### [The input]
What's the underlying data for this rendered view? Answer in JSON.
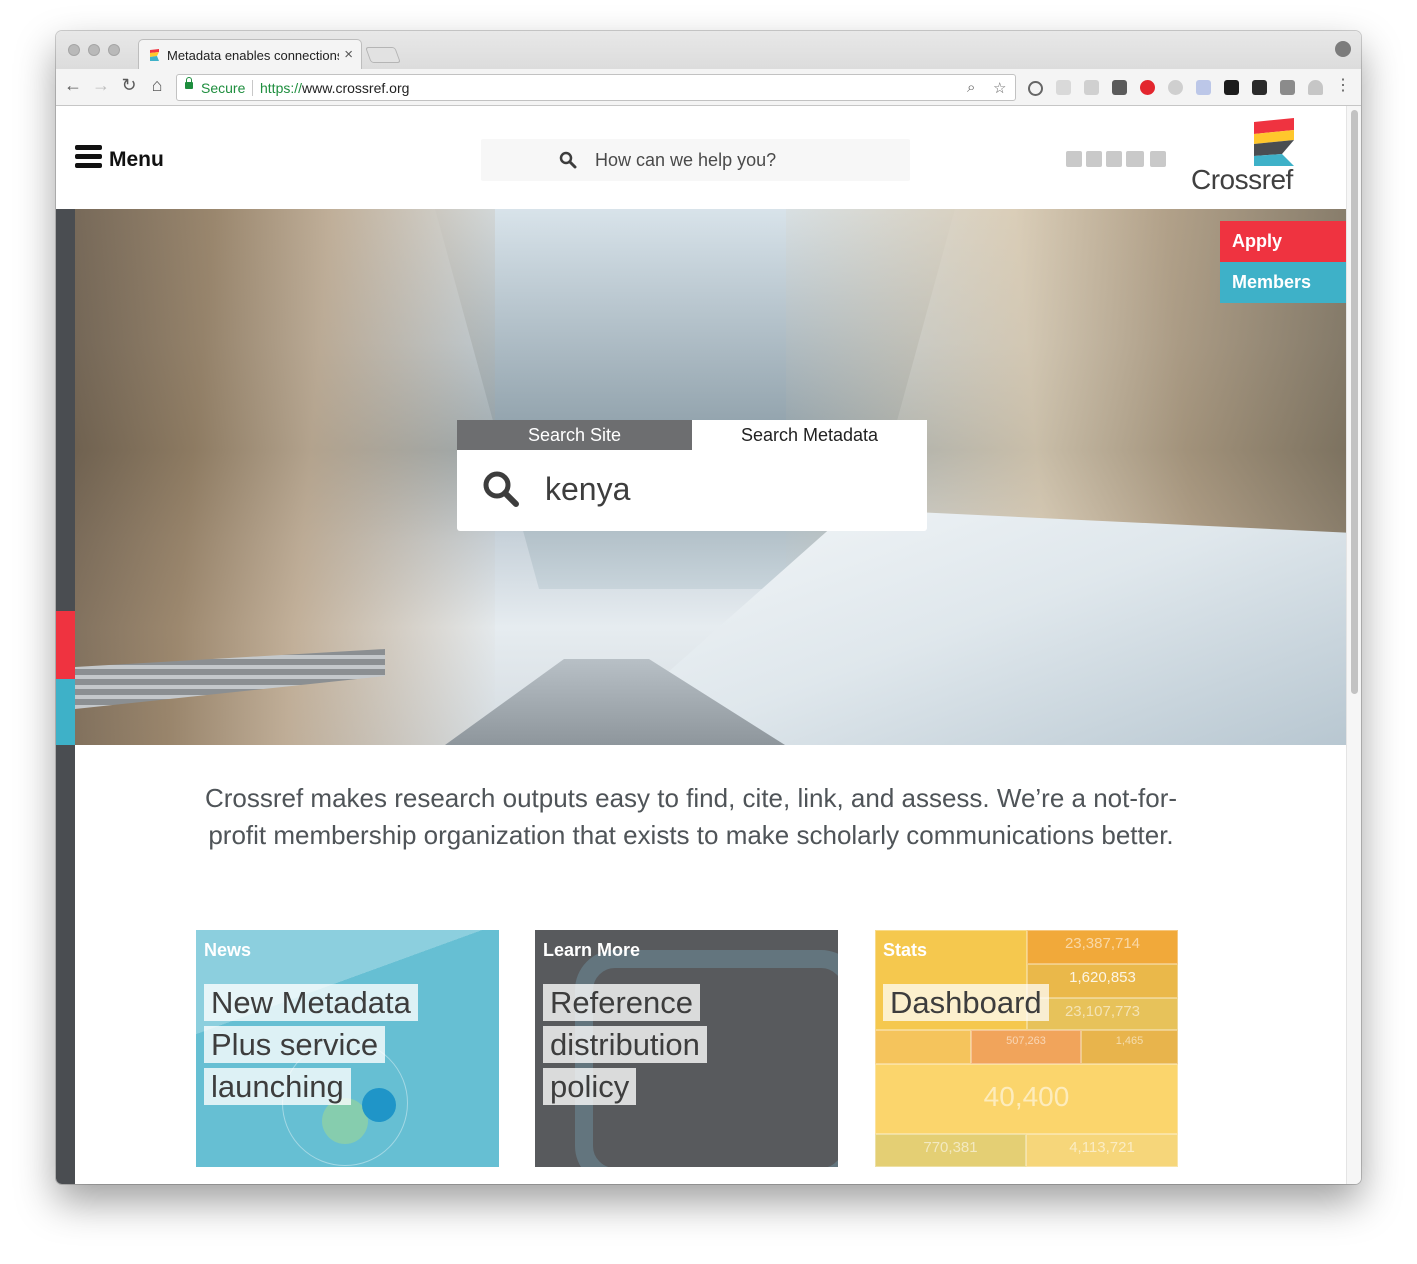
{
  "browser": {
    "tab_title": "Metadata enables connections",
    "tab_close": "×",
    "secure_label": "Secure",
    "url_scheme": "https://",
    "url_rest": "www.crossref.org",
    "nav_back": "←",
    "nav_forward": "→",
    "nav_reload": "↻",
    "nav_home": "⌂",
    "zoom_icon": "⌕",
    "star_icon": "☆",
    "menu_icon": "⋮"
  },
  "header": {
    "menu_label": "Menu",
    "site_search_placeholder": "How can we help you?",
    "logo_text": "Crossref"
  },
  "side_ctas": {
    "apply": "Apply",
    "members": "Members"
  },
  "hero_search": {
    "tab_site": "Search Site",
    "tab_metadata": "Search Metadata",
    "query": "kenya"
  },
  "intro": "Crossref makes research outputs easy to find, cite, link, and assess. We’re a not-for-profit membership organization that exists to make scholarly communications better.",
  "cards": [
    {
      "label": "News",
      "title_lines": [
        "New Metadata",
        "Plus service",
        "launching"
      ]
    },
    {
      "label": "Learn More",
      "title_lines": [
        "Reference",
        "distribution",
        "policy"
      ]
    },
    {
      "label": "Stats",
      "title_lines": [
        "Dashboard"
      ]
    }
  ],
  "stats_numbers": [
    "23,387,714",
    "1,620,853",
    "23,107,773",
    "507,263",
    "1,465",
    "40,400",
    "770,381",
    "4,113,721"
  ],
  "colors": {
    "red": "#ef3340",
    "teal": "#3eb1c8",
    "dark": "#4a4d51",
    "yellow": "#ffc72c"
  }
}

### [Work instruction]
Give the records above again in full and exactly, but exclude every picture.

### [Answer box]
What's the underlying data for this rendered view? Answer in JSON.
{
  "browser": {
    "tab_title": "Metadata enables connections",
    "tab_close": "×",
    "secure_label": "Secure",
    "url_scheme": "https://",
    "url_rest": "www.crossref.org",
    "nav_back": "←",
    "nav_forward": "→",
    "nav_reload": "↻",
    "nav_home": "⌂",
    "zoom_icon": "⌕",
    "star_icon": "☆",
    "menu_icon": "⋮"
  },
  "header": {
    "menu_label": "Menu",
    "site_search_placeholder": "How can we help you?",
    "logo_text": "Crossref"
  },
  "side_ctas": {
    "apply": "Apply",
    "members": "Members"
  },
  "hero_search": {
    "tab_site": "Search Site",
    "tab_metadata": "Search Metadata",
    "query": "kenya"
  },
  "intro": "Crossref makes research outputs easy to find, cite, link, and assess. We’re a not-for-profit membership organization that exists to make scholarly communications better.",
  "cards": [
    {
      "label": "News",
      "title_lines": [
        "New Metadata",
        "Plus service",
        "launching"
      ]
    },
    {
      "label": "Learn More",
      "title_lines": [
        "Reference",
        "distribution",
        "policy"
      ]
    },
    {
      "label": "Stats",
      "title_lines": [
        "Dashboard"
      ]
    }
  ],
  "stats_numbers": [
    "23,387,714",
    "1,620,853",
    "23,107,773",
    "507,263",
    "1,465",
    "40,400",
    "770,381",
    "4,113,721"
  ],
  "colors": {
    "red": "#ef3340",
    "teal": "#3eb1c8",
    "dark": "#4a4d51",
    "yellow": "#ffc72c"
  }
}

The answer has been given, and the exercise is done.